Passengers for most major subway systems in America do have tools available online which will at least keep them informed of any likely delays in arriving subway cars. Along with signing up for text or e-mail alerts with the MTA, New York subway riders can check in with the MTA Service Advisory Website to stay on top of planned subway line work times. The DC Metro also offers a Metro Alerts site which allows residents to subscribe to an RSS feed to receive alerts as soon as the Metro issues them. Chicago’s ‘L’ subway system, the third largest urban subway system by annual ridership, also maintains an ‘L’ Train Service Alerts page for both current and upcoming disruptions to regular service.

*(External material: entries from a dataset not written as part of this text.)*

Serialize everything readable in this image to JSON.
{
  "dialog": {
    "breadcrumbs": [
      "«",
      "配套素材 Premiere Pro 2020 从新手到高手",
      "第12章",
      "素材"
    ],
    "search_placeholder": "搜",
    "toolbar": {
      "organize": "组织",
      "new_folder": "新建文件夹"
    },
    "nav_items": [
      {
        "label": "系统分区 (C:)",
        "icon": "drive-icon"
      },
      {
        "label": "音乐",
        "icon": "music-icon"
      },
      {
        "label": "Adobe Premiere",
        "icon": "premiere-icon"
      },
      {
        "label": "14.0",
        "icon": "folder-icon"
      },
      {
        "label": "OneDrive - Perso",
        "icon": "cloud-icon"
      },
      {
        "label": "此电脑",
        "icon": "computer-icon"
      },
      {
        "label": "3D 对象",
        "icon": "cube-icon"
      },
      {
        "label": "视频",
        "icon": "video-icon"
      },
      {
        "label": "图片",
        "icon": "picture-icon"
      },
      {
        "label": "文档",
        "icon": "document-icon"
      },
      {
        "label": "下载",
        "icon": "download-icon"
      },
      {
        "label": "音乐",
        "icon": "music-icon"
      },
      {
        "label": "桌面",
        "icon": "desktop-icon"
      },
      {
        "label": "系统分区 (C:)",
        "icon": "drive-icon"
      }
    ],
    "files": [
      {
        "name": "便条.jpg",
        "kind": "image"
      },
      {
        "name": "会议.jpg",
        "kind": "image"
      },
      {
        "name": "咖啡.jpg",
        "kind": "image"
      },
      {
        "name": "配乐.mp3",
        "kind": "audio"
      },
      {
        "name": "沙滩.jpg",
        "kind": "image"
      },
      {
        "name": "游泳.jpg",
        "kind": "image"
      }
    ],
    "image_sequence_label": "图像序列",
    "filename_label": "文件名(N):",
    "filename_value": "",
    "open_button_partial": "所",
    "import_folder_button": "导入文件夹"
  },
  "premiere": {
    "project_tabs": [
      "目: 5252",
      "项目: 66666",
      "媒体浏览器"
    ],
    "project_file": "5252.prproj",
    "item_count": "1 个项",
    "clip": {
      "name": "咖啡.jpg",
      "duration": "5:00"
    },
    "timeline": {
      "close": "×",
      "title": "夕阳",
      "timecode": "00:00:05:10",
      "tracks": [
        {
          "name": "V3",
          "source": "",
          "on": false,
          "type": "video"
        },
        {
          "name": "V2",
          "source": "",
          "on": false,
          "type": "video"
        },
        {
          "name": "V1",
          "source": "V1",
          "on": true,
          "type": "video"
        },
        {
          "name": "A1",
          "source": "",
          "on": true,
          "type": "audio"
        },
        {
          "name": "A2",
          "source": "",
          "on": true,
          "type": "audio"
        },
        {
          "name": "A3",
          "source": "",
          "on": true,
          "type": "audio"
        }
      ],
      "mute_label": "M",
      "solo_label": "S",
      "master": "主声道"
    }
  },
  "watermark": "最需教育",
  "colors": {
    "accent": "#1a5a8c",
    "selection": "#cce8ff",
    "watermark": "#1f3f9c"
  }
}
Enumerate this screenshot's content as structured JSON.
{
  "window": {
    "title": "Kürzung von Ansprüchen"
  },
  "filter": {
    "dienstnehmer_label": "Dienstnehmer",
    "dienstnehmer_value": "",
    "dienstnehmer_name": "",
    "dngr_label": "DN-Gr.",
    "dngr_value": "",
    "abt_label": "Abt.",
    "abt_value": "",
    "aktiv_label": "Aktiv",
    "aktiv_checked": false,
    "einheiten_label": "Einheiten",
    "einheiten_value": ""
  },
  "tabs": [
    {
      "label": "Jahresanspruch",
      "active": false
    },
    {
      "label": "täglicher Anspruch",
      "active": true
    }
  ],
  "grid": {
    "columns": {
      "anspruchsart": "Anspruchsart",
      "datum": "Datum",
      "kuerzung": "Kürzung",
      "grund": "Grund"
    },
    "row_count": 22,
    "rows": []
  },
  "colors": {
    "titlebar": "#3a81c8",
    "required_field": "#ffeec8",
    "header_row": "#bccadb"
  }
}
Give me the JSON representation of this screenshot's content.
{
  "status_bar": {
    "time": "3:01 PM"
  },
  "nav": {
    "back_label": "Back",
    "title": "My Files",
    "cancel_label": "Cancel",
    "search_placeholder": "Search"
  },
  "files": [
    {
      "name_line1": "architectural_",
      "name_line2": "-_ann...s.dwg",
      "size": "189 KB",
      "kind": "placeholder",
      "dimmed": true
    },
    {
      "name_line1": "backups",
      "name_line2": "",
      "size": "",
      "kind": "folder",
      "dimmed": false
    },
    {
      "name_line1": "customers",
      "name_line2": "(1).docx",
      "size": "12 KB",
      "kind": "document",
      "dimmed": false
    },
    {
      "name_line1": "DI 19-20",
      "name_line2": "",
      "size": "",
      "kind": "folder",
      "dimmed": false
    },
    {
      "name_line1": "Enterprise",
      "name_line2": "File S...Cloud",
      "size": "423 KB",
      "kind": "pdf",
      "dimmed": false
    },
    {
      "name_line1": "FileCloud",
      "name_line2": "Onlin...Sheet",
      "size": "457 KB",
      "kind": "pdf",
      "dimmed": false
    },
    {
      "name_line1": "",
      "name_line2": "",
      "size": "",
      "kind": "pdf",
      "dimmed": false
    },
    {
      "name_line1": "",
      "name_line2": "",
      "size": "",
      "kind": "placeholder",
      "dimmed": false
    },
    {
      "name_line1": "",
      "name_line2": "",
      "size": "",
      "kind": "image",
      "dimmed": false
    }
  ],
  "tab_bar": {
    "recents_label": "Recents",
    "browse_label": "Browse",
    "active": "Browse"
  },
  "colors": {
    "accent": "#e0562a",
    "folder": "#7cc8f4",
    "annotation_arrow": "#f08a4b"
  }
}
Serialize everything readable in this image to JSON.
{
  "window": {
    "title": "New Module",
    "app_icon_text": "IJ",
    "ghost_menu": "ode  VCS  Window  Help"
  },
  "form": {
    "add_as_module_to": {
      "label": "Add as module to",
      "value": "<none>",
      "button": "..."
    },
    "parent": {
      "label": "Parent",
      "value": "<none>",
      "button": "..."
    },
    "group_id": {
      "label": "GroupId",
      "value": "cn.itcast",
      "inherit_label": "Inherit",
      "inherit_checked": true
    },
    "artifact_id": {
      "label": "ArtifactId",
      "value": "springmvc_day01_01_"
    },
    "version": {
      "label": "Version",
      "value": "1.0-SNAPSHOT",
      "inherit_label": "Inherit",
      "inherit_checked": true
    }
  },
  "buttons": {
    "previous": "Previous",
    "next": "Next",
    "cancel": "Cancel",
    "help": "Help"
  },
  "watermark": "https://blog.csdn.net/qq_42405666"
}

It’s no exaggeration to say that most of the nation’s subways are operating on century-old technology. Much of the current framework making up New York’s MTA system goes back to the 1930s and dispatchers still manually operate electromechanical relays which switch tracks and turn light signals on or off. This system could change drastically, however, with the advent of communication based train control (CBTC), a next-generation rail signaling technology that sends train location information wirelessly to land-based control equipment. Currently, the MTA relies upon fixed-block signaling separating sections of track into fixed blocks, each block being about 1,000 feet in length. Fixed-block signaling creates buffer zones between cars so that they maintain a safe distance. Although updating to CBTC requires retrofitting rail cars and the lines themselves with new sensor equipment, CBTC requires less maintenance than fixed-block signaling and it does a better job of providing the exact location of vehicles, allowing the MTA to safely operate cars more closely together.
The sensor architecture supporting CBTC communications for train control includes transponders located along sections of rail track to identify the exact location of a car. That location information is fed to an onboard controller which sends radio signals to a wayside controller at a central control facility including the location, speed and other status updates for a car. Last July, NYC’s MTA gave preliminary approval for a $205.8 million to install CBTC equipment on the Queens Boulevard line.
News reports seem to indicate that New York City’s MTA is perhaps the most forward-thinking subway system in terms of incorporating innovation for rider safety and convenience. In February, the MTA announced plans to replace strip maps on the 2 and 5 lines which would provide riders with more accurate information on subway car location as they wait for cars to arrive. The MTA is also hoping to test open gangway subway car prototypes by 2020; these open gangway cars have no interior doors and could increase passenger space by up to 10 percent. Anyone who has suffered the indignity of waiting underground for the subway without the convenience of an Internet connection won’t have that same problem in MTA stations by the end of 2016, when the entire subway system is expected to be outfitted with Wi-Fi access.
Considering the reliability issues inherent with much of America’s subway infrastructure, the experience afforded to South Koreans in Seoul, home of the world’s third-largest subway transit system in terms of ridership as recently as 2010, seems luxurious by comparison. Subway apps for that city’s transit system allow riders to pay their fare via smartphone similar to how digital wallet payments are accepted. Seoul subway stations also have sliding screen doors preventing station occupants from walking onto the track and automated subway cars like those which could be supported by CBTC technologies.